MEAS touts for operations business beyond Beirut

Middle East Airport Services (MEAS), a division of Middle East Arilines, is marketing its services as an airport operator to civil aviation authorities across the region.

  • E-Mail
By  Neil Denslow Published  December 30, 2003

Middle East Airport Services (MEAS), a division of Middle East Arilines, is marketing its services as an airport operator to civil aviation authorities across the region. The company, which runs Beirut International, has already attracted interest from Sharjah and Fujairah, both of which have sent out formal request for proposal (RfPs). MEAS was established to handle operations at Beirut International when the airport opened in 1997. The company is now seeking to expand its business and, because of the limited number of opportunities available in Lebanon, it has set its sights on regional expansion. “The Lebanese market is very limited, as a matter of fact we only have one airport. So if we would like to be in the business of operating and maintaining airports, the obvious solution is to market our solutions outside of Lebanon as well,” explains Nabil Nassar, chairman & CEO of MEAS. MEAS has attracted serious interest from a number of airports, including Sharjah and Fujairah, which have both issued RfPs. Shrajah has already received a proposal and MEAS is now waiting for the response. The company is targeting airports in countries neighbouring Lebanon and the wider Gulf region. “The obvious targets [for us] are Jordan, Cyprus and the Emirates, and we are certainly trying to see if there are opportunities in Egypt and Kuwait,” says Nassar. “Anywhere nearby where we could make use of our experience and the Arabic language.” If successful, MEAS would take over the whole operational side of running an airport from cleaning the runways to maintaining the air conditioning. The policy side, such as slots management, and navigation would remain in the hands of the DCA. Outsourcing operations in this way would allow the airport to benefit from MEAS’s experience in Beirut, as well as from cost savings. The civil aviation authority would also benefit from having less staff to employ and manage, as MEAS would use its own managers and then hire the support staff itself. “We are trying to convince them [airports] that they are better off giving us the work, and getting rid off all the employees, so they do not have be burdened with 300-400 employees,” says Nassar. “If a DCA can outsource [operations] at a lower cost and, we hope, at a better level of service, then they will do that,” he predicts.

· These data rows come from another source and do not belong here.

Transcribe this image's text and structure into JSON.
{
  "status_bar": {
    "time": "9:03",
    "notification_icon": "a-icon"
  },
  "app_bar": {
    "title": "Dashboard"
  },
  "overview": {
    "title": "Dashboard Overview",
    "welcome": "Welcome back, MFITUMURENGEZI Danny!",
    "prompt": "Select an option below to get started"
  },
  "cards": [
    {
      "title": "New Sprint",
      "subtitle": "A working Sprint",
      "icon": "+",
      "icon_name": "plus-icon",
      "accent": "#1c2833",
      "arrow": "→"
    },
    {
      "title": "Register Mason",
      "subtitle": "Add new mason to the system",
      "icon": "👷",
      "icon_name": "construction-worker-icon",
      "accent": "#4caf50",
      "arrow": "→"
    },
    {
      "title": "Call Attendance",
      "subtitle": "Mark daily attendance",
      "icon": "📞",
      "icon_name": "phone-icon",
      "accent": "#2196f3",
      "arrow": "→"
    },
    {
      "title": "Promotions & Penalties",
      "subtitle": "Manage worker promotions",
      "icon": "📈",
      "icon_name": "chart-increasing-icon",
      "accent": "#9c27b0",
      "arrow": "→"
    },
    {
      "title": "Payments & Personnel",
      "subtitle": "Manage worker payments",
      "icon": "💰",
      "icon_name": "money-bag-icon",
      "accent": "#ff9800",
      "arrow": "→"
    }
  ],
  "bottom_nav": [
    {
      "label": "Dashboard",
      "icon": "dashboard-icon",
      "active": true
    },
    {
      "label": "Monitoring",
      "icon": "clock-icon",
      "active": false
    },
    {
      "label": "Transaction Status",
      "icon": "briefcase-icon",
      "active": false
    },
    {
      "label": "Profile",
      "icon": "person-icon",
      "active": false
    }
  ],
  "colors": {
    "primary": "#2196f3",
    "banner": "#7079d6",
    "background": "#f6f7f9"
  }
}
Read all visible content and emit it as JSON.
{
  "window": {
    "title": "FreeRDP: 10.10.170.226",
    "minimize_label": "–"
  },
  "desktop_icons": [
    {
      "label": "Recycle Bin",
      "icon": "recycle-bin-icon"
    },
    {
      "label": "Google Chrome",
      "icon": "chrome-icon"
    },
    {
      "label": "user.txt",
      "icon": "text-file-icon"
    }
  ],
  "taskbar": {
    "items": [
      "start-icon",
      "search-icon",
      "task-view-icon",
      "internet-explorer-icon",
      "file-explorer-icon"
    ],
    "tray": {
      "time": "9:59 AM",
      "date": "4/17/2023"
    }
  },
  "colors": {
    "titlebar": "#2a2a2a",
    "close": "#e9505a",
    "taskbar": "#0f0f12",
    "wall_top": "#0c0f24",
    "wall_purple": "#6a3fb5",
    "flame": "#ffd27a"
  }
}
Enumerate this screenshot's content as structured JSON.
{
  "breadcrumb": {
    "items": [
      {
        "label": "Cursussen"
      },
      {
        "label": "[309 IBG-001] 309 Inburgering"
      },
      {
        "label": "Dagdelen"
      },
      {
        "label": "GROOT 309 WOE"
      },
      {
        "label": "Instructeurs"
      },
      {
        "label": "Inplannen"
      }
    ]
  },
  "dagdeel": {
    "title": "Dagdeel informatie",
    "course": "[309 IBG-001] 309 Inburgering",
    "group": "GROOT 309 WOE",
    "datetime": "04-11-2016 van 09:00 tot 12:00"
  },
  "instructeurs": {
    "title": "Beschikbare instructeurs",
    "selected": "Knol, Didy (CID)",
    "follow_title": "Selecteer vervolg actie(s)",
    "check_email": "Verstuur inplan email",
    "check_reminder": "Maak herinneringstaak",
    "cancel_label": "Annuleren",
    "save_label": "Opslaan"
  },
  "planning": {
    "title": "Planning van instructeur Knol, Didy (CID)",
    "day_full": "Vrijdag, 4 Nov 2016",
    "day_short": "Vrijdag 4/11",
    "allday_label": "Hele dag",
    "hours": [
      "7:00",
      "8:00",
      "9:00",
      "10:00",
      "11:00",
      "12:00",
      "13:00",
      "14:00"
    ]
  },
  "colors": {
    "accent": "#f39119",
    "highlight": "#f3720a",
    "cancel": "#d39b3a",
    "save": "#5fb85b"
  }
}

Add a Comment

Your display name This field is mandatory

Your e-mail address This field is mandatory (Your e-mail address won't be published)

Security code